■ Task goal ■
Using the data that follows, give the number of lines where the string "Anasayfa" occurs, and nothing else.

──────── Information supplied

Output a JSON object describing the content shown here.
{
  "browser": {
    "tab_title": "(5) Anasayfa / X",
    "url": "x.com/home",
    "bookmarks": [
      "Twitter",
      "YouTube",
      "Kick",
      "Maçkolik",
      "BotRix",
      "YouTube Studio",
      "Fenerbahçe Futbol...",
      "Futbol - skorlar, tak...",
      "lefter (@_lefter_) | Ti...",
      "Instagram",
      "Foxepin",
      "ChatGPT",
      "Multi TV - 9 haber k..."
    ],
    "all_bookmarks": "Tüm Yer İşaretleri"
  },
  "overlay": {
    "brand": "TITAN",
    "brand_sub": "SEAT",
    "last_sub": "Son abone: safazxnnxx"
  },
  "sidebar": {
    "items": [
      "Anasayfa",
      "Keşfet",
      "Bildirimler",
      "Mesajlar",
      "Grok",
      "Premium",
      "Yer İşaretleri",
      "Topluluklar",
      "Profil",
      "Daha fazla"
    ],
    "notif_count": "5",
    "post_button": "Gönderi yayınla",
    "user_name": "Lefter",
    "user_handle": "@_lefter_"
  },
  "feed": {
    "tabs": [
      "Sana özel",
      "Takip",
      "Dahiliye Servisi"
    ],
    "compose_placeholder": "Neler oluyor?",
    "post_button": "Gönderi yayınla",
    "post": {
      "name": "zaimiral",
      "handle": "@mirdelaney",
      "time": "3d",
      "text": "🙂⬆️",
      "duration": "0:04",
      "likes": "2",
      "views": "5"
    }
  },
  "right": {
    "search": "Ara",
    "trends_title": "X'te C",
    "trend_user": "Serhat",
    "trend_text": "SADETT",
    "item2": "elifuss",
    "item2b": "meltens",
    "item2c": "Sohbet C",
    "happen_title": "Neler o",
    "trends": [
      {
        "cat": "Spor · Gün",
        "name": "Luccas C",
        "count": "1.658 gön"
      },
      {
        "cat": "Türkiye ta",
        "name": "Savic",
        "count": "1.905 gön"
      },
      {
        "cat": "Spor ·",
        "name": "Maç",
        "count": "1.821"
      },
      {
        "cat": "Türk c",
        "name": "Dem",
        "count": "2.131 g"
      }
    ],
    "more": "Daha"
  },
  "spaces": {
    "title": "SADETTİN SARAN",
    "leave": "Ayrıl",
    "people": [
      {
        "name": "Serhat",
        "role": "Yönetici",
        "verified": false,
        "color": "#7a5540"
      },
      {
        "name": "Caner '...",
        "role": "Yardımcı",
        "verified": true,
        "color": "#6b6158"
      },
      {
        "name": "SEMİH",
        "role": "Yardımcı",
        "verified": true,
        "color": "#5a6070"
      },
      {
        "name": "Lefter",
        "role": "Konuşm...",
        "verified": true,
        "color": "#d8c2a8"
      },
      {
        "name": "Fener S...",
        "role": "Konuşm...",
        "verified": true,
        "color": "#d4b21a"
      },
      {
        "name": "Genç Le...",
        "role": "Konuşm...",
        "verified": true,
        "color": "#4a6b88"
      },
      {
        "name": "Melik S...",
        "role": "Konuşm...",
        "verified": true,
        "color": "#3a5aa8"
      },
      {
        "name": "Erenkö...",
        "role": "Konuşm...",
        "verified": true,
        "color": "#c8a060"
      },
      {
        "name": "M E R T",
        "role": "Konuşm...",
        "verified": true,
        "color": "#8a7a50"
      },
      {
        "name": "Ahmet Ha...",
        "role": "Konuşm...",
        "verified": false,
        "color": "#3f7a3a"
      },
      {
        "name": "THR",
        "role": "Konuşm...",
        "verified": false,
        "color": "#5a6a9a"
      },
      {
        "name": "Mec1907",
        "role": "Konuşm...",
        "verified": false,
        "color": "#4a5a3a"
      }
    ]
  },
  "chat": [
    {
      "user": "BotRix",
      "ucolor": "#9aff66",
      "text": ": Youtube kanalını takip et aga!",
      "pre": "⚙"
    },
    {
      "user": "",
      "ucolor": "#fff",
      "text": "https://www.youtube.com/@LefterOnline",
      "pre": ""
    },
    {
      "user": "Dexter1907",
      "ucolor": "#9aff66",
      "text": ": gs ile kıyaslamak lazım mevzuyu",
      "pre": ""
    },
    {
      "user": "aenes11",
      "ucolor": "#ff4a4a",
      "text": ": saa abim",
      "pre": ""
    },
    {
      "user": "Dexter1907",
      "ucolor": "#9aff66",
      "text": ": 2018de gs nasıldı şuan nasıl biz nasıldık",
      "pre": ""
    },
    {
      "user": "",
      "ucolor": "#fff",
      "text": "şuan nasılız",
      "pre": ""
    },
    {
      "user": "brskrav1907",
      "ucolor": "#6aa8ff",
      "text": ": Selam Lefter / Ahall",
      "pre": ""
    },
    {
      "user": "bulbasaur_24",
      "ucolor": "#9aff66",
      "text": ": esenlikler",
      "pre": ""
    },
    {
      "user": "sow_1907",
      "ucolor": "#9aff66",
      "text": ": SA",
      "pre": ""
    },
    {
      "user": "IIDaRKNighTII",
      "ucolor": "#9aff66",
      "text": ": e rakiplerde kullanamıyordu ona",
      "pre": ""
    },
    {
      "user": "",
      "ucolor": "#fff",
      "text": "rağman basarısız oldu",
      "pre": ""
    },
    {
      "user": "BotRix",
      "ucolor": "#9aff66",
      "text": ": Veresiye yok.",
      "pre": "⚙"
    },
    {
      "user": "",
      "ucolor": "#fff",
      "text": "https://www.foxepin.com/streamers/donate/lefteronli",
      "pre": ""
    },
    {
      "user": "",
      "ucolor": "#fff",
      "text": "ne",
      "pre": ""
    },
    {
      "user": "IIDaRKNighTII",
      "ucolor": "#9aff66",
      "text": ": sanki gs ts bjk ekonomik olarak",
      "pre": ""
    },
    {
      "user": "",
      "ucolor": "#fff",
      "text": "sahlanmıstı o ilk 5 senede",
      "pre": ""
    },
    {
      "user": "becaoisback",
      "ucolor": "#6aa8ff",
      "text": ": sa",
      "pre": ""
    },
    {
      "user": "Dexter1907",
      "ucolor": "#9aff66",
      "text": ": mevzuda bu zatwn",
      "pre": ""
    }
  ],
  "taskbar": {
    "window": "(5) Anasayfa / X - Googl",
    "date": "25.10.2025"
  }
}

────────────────

■ Exercise solution ■
3